by the business that is not offset by indebtedness is termed.

c. The percentage of owner’s equity that

is returned as net profits during the business year is termed.

d. Another term for equity is_____________ .

e. The percentage rate of return on equity

is calculated by dividing the net profit by the.

6. List four different approaches to pricing.

7. Of what value are financial ratios to a business person?


If a lawn service company incurred material, labor, and overhead costs of $1700 in servicing a project site and wanted to make a profit of 20 percent on the project, what price would they charge the customer and what would be their actual profit?


Upon completion of this chapter, you should be able to

• discuss the benefits and limitations of modern technology in the green industry.

• explain the major types of computer programs currently popular in the industry.

• explain other technological advances that now serve the industry.

• project future benefits of technology to the industry.

TECHNOLOGY IS DYNAMIC________________________

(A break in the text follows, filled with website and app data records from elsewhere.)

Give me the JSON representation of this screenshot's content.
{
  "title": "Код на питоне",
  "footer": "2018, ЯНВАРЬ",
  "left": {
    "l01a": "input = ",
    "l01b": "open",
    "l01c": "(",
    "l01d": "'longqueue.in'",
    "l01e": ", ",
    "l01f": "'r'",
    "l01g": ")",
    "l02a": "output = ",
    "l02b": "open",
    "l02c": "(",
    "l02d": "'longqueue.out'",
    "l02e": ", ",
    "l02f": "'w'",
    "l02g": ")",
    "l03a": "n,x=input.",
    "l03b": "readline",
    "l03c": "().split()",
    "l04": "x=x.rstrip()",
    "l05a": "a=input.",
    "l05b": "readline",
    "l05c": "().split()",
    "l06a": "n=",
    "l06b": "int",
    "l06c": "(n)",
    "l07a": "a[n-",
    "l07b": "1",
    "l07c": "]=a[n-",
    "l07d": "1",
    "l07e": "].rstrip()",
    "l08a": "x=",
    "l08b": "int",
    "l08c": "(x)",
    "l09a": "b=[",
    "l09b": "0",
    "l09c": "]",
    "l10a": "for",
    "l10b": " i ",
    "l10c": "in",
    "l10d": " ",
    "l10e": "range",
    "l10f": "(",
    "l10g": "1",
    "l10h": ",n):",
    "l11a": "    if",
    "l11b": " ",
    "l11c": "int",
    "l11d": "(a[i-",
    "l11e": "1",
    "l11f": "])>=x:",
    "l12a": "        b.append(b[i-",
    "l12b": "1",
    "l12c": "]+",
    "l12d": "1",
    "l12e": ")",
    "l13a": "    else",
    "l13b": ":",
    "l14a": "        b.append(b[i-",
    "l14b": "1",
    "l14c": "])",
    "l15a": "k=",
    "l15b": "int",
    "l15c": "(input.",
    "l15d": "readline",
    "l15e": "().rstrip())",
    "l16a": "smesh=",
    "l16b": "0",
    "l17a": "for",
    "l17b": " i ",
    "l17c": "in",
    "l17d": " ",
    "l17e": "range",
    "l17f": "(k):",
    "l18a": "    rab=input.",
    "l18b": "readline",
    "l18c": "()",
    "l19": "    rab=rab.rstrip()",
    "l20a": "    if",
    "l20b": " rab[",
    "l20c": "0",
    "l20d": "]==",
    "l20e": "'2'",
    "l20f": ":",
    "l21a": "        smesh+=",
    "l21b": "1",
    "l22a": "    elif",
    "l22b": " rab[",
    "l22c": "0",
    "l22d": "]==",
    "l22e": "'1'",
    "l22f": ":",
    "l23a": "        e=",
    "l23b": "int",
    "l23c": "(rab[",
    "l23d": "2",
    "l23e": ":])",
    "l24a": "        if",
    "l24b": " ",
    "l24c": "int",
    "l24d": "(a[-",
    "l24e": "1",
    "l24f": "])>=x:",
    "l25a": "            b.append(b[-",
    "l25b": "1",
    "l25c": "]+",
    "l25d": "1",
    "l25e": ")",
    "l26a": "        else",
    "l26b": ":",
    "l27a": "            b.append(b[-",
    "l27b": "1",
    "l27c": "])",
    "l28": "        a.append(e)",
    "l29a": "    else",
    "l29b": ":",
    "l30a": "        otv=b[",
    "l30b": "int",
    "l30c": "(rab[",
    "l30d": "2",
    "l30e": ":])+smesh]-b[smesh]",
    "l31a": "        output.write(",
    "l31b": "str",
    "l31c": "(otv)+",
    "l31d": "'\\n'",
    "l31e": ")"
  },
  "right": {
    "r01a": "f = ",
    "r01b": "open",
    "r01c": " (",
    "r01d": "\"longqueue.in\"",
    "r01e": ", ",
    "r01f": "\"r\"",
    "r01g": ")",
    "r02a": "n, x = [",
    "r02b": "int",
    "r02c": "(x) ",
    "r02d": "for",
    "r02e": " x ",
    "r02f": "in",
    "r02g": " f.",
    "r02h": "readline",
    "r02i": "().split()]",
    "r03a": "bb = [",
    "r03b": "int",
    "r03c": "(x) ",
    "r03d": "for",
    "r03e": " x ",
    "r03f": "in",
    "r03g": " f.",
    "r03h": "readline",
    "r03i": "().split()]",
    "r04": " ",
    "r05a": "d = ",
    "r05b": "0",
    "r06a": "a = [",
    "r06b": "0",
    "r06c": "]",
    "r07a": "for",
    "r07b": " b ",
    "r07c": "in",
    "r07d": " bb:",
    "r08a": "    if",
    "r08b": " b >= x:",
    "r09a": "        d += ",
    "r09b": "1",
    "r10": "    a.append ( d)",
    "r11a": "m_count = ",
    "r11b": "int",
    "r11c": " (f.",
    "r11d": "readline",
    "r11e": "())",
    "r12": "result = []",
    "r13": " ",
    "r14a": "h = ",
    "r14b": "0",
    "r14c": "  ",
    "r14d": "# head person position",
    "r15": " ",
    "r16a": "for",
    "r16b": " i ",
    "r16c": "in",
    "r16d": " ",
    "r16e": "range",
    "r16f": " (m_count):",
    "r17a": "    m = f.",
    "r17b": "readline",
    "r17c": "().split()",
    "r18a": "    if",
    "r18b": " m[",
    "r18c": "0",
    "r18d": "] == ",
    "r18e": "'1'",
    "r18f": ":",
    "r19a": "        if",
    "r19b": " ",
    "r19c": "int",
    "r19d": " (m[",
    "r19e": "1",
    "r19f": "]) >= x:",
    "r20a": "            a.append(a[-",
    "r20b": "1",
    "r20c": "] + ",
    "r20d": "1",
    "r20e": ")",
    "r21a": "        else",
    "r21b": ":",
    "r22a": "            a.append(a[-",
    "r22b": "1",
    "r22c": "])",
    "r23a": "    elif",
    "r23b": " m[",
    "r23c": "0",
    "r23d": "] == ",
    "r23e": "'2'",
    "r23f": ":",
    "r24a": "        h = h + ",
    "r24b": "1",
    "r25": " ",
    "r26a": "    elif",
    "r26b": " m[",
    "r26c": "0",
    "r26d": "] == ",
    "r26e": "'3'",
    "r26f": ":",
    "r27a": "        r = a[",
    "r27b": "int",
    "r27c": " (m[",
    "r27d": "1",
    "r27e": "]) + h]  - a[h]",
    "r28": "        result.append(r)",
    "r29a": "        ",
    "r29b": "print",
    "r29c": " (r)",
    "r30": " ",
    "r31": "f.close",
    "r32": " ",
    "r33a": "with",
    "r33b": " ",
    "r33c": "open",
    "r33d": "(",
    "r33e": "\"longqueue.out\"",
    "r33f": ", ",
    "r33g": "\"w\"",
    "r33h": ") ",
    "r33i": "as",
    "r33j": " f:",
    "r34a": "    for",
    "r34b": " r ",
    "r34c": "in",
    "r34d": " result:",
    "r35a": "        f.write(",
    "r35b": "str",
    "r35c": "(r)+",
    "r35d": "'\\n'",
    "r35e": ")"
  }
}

Technology is not new. It is defined by time. Throughout history, each generation has witnessed distinctive and unprecedented technological breakthroughs thought impossible by earlier generations. The horse and buggy were retired by the horseless carriage. The earthbound pas­senger train was swept away by the airplane, which has since been sur­passed by the gravity-defying rocket. Communications have progressed from jungle drums to wireless cell phones. Entertainment has evolved from parlor games to surround sound home video systems. Only slight­ly less dramatic has been the transformation of American business. Where there were once labor-intensive offices filled with secretaries, file clerks, accountants, keypunch operators, typewriters, filing cabinets, mimeograph machines, and a computer the size of a refrigerator that hardly anyone knew how to use, there is now something strikingly dif­ferent. Fewer people, operating fewer machines with expanded capa­bilities, have brought a new look to the office workplace. The computer is now the central feature of every office and most desktops.

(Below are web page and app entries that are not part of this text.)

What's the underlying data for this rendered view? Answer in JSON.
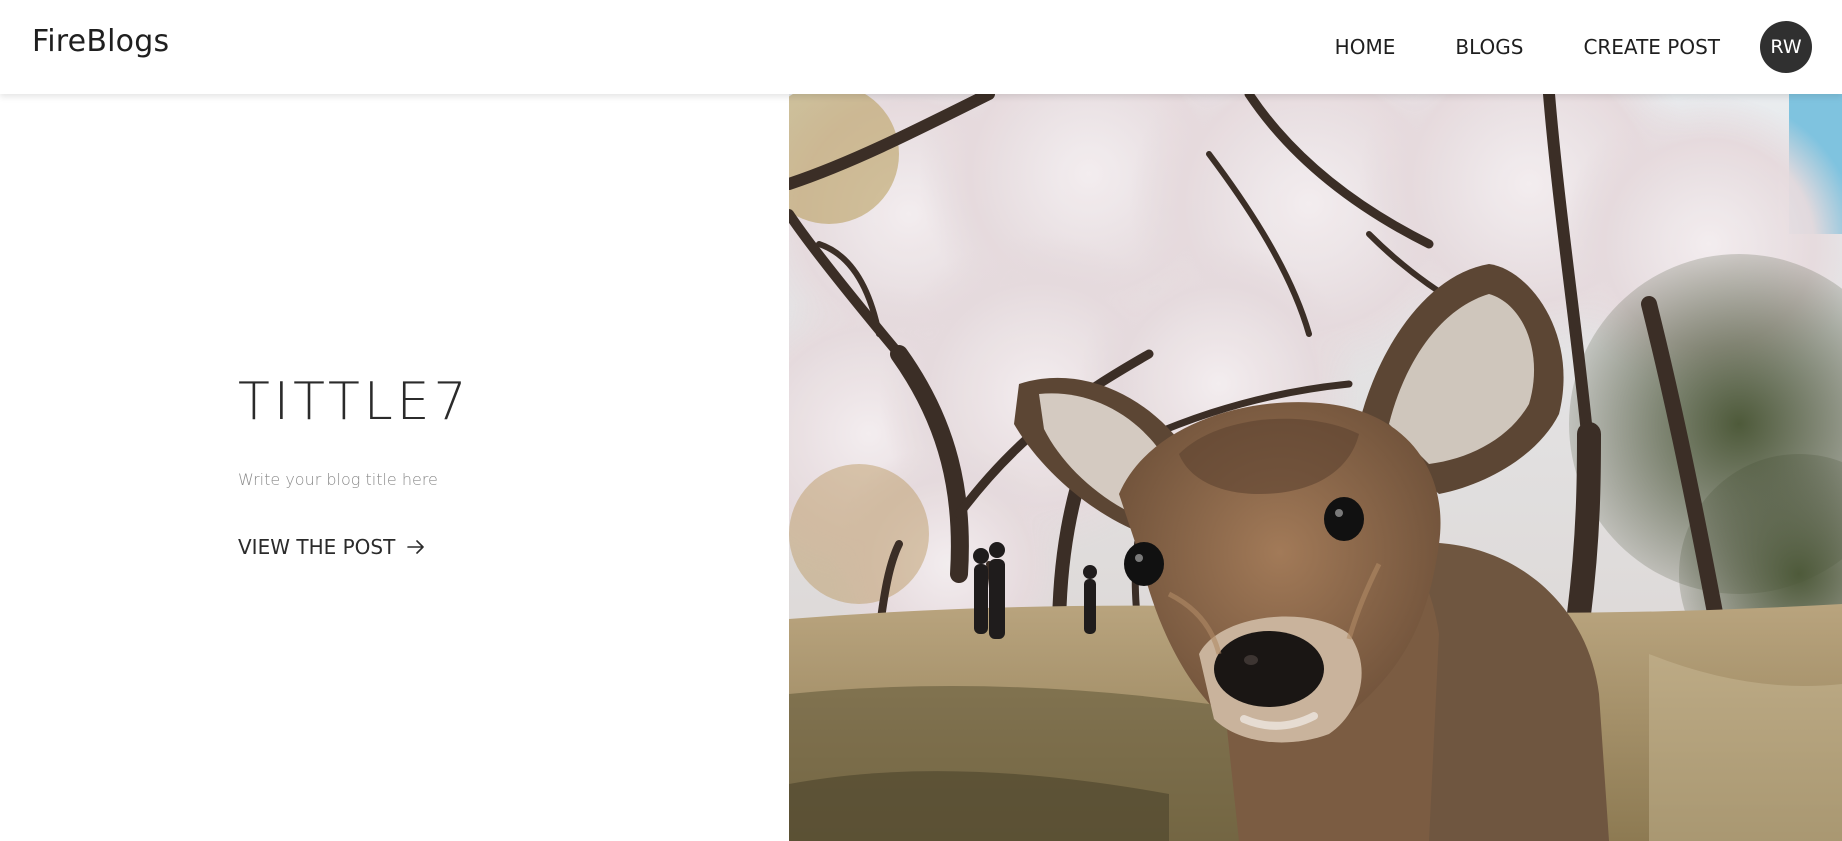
{
  "header": {
    "brand": "FireBlogs",
    "nav": [
      {
        "label": "HOME"
      },
      {
        "label": "BLOGS"
      },
      {
        "label": "CREATE POST"
      }
    ],
    "avatar_initials": "RW"
  },
  "hero": {
    "title": "TITTLE7",
    "description": "Write your blog title here",
    "cta_label": "VIEW THE POST",
    "cta_icon": "arrow-right-icon",
    "photo_subject": "deer-in-cherry-blossom-park-photo"
  },
  "colors": {
    "header_bg": "#ffffff",
    "avatar_bg": "#303030",
    "text_primary": "#2b2b2b",
    "text_muted": "#8a8a8a"
  }
}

Like so many advances that preceded it, the computer age has offered many benefits, with a few accompanying drawbacks. Modern comput­ers are much smaller than their first generation ancestors and have
many more capabilities. They can process and store vast amounts of data in a variety of forms. They can accelerate calculations, project the effects of changes, and even predict the changes. They can allow instant recall of historical data, react to sensors, correct spelling and grammar in multiple languages, create graphic illustrations from numerical data, activate environmental systems, turn drawings into electronic impulses, and restructure them as drawings in far distant places. While doing all of these things, computers never show the slightest sign of fatigue, bad temper, or stress. They don’t form labor unions, they don’t go on strike, and they don’t need vacations, holidays, or even coffee breaks.

Updated: October 12, 2015 — 5:04 pm